Once settled in our new home in Aberdeenshire, we expanded with ducks and geese and numerous other poultry, all in smart DIY built arks in the garden. Over the years the fowl population was decimated by the packs of foxes that would roam across our fields, and rescuing many, many birds literally from the mouths of foxes and stitching up the wounds, eventually we gave up trying to beat them. Even the pair of Fox Terriers we had couldn't aid the problem as the local farmer threatened to shoot the dogs if he saw them near his land. These days, half of the forest has been felled and the foxes are managed to a better degree, although we still have to keep a watchful eye open. We keep a few hens to provide us with enough free range organic eggs for our table and for bartering, a muscovey drake and a pair of Shetland geese complete the feathered section.
In the spring and summer the chickens range far and wide, often taking in a trip to the veggie plot. This of course is incredibly frustrating when small seedlings have just sprung, or freshly transplated veg has just been watered in, and we go out there only to find the whole place scratched to pieces! Potatoes are a stable food in this house, and over the years we've tried several varieties (.......), carrots and other root veg can always be stored and used in soups and stews, and in the summer it's a treat to go and pick some fresh salad for lunch. We're not too successful with soft fruit as the wild birds tend to get to it first, and although we could net everything, what's the point of having a nice patch of land to attract wildlife if you don't let it feed? Talking of that, this winter we had our first sight of a woodpecker on the peanut hanger in the back garden.
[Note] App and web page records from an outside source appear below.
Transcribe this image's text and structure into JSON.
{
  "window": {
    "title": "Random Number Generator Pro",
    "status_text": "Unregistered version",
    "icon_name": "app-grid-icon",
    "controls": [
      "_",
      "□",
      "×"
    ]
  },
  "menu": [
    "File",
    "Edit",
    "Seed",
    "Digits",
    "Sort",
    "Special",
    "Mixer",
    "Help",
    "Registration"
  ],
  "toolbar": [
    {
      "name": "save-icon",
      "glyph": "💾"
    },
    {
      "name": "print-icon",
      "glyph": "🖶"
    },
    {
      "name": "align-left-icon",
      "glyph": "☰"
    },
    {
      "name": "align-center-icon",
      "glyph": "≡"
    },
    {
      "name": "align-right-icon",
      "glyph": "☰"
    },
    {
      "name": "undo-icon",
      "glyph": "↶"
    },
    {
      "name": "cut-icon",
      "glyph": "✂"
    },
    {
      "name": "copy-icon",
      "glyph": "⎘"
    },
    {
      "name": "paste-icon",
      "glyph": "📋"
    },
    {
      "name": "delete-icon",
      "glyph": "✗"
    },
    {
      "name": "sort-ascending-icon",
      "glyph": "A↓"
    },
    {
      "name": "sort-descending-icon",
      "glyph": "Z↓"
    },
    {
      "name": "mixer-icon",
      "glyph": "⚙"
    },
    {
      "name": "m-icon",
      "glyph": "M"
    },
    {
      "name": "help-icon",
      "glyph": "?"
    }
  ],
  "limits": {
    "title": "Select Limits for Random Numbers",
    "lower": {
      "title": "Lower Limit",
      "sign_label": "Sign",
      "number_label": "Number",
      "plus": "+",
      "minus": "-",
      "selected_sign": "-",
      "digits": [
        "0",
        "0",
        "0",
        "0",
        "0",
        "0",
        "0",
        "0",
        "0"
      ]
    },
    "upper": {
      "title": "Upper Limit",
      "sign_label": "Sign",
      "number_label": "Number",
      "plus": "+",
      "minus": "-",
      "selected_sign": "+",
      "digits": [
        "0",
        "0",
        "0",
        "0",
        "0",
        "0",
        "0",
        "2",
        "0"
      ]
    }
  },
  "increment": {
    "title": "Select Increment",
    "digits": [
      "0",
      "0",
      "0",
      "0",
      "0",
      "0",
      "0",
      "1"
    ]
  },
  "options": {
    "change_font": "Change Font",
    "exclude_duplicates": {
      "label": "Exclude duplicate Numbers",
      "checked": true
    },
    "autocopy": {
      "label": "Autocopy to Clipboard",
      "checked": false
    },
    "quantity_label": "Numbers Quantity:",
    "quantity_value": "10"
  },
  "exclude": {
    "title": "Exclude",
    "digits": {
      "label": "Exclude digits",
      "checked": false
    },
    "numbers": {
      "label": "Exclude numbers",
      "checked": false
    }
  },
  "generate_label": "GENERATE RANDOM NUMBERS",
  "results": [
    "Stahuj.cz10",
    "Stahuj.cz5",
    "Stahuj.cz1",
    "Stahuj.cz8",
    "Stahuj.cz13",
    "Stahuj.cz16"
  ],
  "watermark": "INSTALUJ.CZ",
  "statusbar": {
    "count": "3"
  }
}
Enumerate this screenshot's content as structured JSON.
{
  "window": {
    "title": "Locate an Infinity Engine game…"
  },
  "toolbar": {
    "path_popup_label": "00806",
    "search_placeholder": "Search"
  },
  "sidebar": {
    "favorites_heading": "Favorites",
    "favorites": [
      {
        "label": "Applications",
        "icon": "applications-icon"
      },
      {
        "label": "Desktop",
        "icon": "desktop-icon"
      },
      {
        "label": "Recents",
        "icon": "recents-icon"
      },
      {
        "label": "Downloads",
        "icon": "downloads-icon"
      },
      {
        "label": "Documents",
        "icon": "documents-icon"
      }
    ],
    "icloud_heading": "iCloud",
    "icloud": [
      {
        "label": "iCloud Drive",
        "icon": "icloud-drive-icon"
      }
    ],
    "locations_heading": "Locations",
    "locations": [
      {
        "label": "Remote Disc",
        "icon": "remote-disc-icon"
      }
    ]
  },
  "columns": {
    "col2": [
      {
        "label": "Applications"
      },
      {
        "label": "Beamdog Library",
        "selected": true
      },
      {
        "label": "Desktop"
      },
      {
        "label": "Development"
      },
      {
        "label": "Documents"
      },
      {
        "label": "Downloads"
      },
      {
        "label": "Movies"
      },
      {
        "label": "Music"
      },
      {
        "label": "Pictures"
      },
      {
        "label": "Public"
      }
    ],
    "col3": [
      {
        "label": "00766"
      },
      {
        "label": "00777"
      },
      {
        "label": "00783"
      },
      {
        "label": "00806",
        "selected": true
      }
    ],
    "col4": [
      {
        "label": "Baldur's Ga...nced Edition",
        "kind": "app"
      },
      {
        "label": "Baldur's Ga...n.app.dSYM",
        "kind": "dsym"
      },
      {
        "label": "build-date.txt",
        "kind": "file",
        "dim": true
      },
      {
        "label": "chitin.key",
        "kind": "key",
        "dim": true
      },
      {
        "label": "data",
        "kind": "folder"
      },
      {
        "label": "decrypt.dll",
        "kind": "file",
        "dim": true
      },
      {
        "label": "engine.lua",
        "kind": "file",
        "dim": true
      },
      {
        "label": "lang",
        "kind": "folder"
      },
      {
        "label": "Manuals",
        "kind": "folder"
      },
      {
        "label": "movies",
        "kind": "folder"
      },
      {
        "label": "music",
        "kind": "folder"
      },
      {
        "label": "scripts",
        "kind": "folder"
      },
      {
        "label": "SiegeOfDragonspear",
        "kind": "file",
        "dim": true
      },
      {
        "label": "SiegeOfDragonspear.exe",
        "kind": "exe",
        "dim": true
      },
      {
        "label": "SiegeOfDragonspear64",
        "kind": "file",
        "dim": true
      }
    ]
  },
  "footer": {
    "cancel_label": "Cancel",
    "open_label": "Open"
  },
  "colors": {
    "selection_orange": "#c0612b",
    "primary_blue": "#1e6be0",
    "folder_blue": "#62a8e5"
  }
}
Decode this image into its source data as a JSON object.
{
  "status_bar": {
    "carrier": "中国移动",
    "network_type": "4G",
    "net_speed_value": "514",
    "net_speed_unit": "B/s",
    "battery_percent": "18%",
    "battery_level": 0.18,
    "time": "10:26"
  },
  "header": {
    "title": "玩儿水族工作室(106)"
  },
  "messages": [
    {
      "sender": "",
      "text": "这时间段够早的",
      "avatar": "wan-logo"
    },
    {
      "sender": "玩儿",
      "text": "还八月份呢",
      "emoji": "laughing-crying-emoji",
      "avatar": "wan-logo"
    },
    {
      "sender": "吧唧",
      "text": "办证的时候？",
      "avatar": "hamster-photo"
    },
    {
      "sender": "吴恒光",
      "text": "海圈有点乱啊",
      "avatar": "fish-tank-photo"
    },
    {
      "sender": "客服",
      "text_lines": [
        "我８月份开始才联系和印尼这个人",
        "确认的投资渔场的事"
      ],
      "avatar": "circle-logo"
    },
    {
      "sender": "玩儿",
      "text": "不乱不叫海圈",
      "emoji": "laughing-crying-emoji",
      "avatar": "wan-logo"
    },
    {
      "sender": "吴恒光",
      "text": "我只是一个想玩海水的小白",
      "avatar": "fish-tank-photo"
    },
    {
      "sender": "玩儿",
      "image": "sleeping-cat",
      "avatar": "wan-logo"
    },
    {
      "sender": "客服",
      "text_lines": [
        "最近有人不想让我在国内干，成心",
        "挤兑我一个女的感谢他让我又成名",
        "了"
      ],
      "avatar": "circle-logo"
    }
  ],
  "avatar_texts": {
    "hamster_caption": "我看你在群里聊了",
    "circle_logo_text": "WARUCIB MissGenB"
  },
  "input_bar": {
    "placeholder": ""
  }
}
In the fields, a mixture of Jacob, Shetland, Southdown, Soay, Herdwick, Lleyn and Suffolk influenced crosses munch their way through the grazing and in the winter they consume innumerable amounts of hay. We're not overly fond of shop bought lamb, so we rear our lambs to hogget and mutton, selling or bartering some of the excess meat. Those who have a stereotypical image of a ragged broken old ewe as mutton are often surprised by the tenderness and flavour from our meat.
To keep the sheep in order we have a working collie, Finnigan, trained in basic obedience since day one, and trained by ourselves in the art of rounding up and penning the flock. It's a bit like the blind leading the blind sometimes, but we generally get there, and the fact that it's easier with the dog than without must mean that we've done something right! Finn's buddy is Star, another collie, but this time a rescue. He doesn't contribute much to the farm but after being poorly treated and suffering rotten teeth and gums in his previous life, he deserves a bit of time out. There are also cats a-plenty on the holding, well, you have to keep the vermin at bay somehow.
Once you've had horses and goats, life is never quite the same without them, although sometimes both species can be fairly challenging! Crumble is the Exmoor pony whom we travelled down to Jedburgh to collect, her previous owners bringing her up from Yorkshire. She's a shy beast who loves attention, but getting hold of her is sometimes a bit hit and miss. Hopefully she'll settle down as she gets used to us.